On a little-known poem by a forgotten modernist

Lola Ridge (1873-1941) is not much-remembered now, much less read. Yet she was one of a number of female modernist poets active in the first half of the twentieth century: poets who helped to move English (or Anglophone: Ridge herself was not English) verse away from roses and iambic pentameters and into fresh new territory. Her short poem, ‘Mother’, gives a snapshot of her distinctive style.


Your love was like moonlight
turning harsh things to beauty,
so that little wry souls
reflecting each other obliquely
as in cracked mirrors . . . Read the rest of this entry


A Short Analysis of Ann Taylor’s ‘My Mother’

One of the best-known poems about mothers

‘My Mother’ is a famous poem, but its author is not so well-known. Ann Taylor (1782-1866) was not only a popular poet (who is best-remembered, in so far as she is remembered at all, for her verses for children) but also a literary critic of some repute. But it is for ‘My Mother’ that Taylor is now chiefly known.

My Mother

Who sat and watched my infant head
When sleeping on my cradle bed,
And tears of sweet affection shed?
My Mother.

When pain and sickness made me cry,
Who gazed upon my heavy eye,
And wept for fear that I should die?
My Mother. Read the rest of this entry

10 of the Best Poems about Mothers

The best poems about motherhood

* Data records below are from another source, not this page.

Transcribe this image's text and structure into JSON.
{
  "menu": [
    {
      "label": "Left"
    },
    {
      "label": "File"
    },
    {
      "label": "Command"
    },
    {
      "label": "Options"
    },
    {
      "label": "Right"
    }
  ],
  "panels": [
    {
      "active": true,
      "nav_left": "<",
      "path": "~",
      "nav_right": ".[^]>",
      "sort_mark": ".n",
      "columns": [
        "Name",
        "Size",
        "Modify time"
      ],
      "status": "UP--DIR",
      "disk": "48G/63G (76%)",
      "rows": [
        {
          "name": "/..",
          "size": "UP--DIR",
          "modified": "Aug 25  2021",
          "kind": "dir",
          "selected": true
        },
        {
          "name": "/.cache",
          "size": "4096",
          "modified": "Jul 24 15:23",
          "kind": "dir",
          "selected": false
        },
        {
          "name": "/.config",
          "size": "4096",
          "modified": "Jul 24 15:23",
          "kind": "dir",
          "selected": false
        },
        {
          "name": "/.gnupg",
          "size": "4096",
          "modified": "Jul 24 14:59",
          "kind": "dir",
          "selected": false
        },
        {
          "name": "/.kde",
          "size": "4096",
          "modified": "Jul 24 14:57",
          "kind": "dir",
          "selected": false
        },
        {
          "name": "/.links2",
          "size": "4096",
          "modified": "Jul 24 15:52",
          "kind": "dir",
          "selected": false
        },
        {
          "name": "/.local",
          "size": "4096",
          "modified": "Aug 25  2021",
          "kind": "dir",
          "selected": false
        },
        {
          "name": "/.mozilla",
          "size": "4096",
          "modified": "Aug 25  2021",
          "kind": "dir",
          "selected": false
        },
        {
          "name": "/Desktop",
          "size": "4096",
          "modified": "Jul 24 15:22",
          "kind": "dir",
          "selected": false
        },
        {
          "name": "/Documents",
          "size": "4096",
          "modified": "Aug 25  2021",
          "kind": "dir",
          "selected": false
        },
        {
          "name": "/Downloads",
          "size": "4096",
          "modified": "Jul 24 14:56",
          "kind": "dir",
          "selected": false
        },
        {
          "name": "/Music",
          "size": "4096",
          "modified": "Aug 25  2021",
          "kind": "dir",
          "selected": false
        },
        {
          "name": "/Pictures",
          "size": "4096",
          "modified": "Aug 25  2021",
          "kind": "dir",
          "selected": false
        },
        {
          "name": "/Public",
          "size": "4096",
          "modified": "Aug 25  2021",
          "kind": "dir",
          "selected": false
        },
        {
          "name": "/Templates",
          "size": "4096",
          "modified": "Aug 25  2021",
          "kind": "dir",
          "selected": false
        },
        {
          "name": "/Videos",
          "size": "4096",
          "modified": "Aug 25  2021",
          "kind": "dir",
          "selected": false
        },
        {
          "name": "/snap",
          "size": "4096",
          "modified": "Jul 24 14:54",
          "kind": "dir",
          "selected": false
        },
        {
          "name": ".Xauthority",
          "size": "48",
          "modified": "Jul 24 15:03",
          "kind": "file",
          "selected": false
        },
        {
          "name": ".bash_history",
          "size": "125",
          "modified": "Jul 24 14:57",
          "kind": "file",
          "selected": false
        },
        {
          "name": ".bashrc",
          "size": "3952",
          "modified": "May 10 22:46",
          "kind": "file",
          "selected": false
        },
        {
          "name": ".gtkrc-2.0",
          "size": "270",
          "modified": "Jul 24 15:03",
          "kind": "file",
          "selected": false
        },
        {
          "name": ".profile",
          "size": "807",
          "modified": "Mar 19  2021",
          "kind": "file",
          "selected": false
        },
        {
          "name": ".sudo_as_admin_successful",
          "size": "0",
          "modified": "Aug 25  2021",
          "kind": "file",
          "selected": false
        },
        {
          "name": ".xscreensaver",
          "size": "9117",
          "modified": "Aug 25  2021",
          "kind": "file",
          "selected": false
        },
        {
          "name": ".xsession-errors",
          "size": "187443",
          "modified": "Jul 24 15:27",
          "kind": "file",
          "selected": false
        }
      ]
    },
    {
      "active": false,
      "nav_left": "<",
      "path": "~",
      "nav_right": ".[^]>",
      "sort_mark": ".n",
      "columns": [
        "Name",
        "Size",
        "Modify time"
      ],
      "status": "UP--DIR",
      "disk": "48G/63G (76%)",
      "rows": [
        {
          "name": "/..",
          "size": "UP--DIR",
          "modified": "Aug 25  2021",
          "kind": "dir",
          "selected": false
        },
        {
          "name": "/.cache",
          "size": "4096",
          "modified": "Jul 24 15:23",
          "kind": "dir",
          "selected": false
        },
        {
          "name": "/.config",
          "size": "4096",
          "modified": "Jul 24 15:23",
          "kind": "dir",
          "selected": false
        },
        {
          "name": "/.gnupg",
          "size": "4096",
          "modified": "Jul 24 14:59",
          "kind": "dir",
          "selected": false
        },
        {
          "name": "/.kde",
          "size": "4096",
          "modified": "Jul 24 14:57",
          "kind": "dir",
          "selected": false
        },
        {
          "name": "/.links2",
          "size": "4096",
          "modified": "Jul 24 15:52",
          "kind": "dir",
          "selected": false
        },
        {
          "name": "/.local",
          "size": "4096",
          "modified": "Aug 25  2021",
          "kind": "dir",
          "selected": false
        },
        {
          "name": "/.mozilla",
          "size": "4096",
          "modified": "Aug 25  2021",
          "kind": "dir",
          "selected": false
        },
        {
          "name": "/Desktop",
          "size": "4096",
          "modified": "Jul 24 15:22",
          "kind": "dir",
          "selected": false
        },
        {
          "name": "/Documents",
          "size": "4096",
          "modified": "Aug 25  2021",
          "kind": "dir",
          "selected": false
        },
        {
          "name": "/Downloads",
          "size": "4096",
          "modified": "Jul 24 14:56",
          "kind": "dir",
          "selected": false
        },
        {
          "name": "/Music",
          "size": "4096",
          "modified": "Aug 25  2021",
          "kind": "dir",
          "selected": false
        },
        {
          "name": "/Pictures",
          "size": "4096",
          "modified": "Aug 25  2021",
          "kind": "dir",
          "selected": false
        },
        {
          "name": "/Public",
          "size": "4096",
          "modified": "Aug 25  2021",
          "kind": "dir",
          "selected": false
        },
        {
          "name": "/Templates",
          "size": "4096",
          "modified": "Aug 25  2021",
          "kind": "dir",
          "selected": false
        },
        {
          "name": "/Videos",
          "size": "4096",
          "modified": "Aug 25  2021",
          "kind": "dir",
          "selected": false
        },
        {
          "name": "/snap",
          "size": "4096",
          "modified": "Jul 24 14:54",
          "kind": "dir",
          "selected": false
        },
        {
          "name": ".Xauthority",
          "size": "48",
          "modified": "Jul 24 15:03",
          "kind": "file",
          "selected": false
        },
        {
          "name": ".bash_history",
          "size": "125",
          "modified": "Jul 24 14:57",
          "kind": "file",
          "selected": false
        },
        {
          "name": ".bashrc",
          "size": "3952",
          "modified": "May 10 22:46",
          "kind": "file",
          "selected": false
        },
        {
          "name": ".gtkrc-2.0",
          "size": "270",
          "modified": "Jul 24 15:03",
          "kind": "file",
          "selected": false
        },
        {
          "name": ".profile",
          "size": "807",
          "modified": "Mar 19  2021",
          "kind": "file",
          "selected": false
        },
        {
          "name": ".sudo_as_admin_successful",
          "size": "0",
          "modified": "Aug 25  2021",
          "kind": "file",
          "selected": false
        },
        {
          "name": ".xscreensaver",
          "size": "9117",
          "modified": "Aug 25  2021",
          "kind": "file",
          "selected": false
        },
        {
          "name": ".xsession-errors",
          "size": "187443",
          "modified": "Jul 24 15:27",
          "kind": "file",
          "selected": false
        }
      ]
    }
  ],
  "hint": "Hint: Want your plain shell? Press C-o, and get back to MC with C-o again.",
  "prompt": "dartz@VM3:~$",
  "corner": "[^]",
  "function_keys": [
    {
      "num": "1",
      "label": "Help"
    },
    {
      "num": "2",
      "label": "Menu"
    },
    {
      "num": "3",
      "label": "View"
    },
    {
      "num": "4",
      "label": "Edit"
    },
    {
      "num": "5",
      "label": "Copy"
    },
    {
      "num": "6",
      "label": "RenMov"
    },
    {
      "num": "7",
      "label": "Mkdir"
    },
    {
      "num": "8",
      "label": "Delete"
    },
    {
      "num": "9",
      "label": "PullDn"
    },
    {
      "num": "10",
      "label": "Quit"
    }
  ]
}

Looking for a classic poem for Mother’s Day? Look no further. Whilst sentimental rhymes and rather sappy doggerel fills many a Mothering Sunday greetings card, these ten poems represent some of the best statements about mothers and motherhood ever written.

Ann Taylor, ‘My Mother’. Ann’s sister Jane Taylor (1783-1824) is best-remembered for having written the words to the children’s rhyme ‘Twinkle, Twinkle, Little Star’, but this poem, written by Ann, is also well-known and has been much imitated and parodied. It takes the form of a question-and-answer back-and-forth where the answer is always ‘my mother’.

John Greenleaf Whittier, ‘Tribute to Mother’. In this short poem, the American poet John Greenleaf Whittier (1807-92) recalls the time when he was a small child and sat beside his mother’s knee. The poet’s mother restrained his ‘selfish moods’ and taught him a ‘chastening love’. Read the rest of this entry